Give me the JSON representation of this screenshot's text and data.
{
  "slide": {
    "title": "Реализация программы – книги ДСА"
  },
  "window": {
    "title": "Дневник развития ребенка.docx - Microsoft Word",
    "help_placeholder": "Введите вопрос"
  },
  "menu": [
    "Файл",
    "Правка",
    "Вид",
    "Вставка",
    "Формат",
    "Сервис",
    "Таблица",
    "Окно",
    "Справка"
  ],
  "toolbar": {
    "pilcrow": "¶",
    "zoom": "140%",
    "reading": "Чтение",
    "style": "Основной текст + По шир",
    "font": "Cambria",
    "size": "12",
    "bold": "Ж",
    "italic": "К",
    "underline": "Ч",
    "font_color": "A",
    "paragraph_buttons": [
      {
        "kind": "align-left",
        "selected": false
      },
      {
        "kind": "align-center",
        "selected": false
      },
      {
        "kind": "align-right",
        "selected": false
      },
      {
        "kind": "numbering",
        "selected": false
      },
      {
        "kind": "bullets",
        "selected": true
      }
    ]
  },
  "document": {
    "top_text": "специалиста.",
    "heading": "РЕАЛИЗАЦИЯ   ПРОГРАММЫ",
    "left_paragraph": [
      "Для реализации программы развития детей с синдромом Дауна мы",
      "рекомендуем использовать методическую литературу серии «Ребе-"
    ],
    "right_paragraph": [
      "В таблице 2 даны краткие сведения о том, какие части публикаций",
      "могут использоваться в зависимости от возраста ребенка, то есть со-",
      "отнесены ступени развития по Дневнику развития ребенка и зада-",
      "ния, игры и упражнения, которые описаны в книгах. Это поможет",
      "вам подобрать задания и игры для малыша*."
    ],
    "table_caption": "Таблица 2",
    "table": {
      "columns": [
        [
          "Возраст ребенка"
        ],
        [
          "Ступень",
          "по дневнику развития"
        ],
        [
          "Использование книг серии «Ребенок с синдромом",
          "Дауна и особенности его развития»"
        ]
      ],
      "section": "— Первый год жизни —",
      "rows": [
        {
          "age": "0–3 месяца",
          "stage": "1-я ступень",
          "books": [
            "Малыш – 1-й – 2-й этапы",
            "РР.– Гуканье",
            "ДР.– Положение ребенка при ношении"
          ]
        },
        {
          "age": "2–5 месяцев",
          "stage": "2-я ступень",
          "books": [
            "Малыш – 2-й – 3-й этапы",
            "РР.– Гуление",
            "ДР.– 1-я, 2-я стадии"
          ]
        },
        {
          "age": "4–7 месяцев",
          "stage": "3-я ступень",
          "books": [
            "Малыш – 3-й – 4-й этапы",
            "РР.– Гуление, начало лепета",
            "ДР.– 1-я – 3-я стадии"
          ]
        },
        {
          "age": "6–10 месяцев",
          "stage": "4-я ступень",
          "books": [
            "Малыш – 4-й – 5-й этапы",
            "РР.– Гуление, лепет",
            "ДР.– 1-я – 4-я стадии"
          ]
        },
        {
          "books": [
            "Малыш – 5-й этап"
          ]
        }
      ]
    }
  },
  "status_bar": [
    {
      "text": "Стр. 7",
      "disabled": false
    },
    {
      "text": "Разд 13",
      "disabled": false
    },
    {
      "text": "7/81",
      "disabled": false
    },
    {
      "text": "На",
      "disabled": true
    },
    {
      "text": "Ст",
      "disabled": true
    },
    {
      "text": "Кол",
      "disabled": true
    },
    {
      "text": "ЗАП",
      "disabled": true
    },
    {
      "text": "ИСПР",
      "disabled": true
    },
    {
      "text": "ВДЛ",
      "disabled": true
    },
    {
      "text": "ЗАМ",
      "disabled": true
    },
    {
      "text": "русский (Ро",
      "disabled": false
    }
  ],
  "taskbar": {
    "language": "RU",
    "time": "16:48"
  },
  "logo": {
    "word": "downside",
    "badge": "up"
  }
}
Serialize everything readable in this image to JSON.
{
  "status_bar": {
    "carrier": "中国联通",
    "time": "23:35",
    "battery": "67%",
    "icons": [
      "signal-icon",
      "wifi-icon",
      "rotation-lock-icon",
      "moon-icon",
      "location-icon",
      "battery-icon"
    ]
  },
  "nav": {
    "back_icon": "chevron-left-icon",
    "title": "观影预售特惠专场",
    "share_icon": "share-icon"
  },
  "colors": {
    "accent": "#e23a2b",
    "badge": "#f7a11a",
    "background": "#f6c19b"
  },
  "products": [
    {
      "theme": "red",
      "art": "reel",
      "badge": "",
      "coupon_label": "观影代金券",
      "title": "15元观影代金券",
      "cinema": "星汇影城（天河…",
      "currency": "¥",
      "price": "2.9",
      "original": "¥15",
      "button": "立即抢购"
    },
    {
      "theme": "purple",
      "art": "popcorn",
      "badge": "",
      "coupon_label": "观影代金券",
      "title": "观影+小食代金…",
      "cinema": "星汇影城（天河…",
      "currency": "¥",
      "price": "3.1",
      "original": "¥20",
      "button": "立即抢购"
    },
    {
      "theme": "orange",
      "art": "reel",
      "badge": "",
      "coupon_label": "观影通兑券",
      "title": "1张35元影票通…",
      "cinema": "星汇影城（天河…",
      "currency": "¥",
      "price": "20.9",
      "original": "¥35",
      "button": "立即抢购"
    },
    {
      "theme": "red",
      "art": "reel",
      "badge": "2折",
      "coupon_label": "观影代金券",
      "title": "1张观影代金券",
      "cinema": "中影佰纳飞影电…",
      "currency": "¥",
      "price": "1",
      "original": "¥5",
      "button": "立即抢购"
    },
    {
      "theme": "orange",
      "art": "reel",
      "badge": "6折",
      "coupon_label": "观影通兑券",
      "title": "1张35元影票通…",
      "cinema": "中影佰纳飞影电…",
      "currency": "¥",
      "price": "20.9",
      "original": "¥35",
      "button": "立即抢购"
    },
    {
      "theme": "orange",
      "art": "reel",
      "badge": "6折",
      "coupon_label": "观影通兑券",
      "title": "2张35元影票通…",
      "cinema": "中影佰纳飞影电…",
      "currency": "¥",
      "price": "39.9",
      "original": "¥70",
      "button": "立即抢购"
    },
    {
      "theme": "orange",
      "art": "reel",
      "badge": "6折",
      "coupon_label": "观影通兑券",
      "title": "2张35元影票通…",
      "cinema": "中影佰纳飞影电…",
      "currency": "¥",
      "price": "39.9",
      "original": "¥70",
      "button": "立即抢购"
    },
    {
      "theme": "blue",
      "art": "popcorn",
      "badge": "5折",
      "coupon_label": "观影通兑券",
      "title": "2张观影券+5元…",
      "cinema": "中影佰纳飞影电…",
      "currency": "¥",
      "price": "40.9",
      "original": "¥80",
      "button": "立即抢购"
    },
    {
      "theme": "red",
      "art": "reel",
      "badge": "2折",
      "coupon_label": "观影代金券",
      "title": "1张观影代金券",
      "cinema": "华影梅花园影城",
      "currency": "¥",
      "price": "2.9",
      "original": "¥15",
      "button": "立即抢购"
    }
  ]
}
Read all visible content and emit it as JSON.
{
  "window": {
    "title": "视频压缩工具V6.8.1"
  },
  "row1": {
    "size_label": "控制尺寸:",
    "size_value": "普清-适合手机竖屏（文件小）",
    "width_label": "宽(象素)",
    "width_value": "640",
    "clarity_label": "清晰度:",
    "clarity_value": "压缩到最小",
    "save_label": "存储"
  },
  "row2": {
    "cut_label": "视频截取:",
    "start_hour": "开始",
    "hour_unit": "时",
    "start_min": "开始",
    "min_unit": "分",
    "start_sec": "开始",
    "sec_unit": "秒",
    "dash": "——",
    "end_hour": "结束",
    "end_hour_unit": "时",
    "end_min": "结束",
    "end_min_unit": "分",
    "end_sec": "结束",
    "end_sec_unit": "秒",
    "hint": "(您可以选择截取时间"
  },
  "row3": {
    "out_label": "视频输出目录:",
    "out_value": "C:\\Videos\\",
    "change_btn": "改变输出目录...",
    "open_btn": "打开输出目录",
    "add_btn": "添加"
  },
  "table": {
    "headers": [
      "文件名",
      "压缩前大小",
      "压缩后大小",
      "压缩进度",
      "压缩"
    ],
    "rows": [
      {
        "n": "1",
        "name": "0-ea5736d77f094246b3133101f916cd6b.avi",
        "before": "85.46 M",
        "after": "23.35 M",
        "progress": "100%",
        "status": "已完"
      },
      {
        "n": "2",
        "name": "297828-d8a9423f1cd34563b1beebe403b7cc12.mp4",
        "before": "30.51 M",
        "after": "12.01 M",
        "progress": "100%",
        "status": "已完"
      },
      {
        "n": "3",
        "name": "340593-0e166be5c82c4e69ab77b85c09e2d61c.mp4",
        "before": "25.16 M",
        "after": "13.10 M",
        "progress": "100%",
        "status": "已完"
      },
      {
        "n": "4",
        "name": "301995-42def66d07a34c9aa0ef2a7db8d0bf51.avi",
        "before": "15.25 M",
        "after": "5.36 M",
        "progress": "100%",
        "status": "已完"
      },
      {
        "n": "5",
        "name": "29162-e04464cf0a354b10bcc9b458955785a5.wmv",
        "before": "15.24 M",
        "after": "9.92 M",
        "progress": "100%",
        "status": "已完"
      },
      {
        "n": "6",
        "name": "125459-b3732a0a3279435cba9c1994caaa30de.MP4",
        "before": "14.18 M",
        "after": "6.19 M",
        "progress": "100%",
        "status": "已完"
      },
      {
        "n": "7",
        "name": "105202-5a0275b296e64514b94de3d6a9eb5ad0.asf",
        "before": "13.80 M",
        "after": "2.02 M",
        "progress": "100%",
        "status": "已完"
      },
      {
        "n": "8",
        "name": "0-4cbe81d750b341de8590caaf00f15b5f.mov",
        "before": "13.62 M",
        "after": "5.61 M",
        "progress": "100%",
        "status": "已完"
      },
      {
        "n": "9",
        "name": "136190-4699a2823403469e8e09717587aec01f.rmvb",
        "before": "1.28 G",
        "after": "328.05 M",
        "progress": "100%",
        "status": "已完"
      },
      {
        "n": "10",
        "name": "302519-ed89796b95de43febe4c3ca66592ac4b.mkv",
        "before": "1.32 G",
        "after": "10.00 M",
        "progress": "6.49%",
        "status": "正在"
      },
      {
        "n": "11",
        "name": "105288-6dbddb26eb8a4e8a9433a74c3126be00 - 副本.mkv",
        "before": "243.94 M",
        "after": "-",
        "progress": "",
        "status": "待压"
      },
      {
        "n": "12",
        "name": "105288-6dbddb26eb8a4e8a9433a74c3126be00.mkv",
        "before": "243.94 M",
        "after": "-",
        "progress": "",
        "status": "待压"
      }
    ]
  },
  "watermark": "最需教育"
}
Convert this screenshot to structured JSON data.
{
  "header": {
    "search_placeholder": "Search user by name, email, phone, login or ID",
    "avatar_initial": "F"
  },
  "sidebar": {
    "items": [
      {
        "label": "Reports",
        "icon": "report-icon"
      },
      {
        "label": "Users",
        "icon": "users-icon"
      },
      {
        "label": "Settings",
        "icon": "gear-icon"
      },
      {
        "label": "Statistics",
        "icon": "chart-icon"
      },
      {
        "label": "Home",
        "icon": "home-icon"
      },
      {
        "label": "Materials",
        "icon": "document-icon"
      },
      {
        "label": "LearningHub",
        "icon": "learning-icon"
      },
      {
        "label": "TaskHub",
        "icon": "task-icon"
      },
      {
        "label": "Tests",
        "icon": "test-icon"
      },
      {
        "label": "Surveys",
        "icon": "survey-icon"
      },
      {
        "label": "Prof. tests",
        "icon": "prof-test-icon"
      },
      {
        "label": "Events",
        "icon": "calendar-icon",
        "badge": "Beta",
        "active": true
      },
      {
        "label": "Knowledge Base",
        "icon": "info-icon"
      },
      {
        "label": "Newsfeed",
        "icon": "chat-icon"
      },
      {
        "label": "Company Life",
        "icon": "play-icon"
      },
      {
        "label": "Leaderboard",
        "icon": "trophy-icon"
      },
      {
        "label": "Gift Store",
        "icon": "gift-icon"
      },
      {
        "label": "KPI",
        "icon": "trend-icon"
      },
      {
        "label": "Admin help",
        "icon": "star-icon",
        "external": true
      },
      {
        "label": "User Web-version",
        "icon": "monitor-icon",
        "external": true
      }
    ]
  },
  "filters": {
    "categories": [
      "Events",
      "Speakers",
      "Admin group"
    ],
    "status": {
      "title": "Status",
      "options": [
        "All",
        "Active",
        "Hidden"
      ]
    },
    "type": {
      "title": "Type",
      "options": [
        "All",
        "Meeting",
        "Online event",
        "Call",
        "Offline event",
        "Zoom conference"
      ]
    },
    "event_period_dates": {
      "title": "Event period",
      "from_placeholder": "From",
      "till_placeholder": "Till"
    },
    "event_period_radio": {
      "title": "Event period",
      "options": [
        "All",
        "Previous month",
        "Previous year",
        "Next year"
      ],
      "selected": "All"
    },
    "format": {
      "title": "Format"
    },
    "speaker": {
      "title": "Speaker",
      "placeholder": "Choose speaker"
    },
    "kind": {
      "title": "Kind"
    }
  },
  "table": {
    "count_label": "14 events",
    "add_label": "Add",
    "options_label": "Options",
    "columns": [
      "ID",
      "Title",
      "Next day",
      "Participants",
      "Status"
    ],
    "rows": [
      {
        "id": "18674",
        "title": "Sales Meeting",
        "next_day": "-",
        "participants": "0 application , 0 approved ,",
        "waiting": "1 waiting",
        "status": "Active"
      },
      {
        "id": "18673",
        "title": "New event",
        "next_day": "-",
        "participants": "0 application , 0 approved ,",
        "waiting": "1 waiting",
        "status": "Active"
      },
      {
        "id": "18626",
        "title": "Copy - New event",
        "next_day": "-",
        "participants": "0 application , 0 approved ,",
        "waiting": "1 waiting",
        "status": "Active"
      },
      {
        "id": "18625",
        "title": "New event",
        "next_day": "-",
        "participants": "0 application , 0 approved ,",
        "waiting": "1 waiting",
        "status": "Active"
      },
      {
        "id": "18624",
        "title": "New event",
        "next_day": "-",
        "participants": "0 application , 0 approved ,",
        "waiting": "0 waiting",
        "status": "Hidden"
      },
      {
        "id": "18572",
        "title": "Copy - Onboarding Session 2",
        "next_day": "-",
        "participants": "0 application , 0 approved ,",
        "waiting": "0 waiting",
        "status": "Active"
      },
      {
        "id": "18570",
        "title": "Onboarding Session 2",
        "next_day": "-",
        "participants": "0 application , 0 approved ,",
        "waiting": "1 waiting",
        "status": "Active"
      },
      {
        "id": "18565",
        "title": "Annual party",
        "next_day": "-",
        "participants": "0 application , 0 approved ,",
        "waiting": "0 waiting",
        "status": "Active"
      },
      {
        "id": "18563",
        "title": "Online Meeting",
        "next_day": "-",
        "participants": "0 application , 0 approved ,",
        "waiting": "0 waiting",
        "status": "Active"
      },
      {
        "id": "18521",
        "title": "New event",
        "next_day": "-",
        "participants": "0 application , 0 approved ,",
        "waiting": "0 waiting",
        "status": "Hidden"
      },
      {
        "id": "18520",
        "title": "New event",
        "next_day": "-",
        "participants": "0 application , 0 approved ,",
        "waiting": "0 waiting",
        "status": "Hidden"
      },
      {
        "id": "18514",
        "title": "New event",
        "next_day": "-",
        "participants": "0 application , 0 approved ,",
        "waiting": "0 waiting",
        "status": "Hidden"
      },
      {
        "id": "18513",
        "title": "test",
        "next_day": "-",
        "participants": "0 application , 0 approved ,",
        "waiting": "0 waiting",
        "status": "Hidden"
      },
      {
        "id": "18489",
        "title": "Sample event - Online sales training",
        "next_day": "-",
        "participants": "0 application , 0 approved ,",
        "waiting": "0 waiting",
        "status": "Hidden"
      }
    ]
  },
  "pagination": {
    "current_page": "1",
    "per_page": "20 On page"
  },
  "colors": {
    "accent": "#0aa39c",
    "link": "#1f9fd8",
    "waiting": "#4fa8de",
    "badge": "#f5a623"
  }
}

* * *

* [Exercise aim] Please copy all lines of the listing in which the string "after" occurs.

* [Reply to the exercise]
        "after": "23.35 M",
        "after": "12.01 M",
        "after": "13.10 M",
        "after": "5.36 M",
        "after": "9.92 M",
        "after": "6.19 M",
        "after": "2.02 M",
        "after": "5.61 M",
        "after": "328.05 M",
        "after": "10.00 M",
        "after": "-",
        "after": "-",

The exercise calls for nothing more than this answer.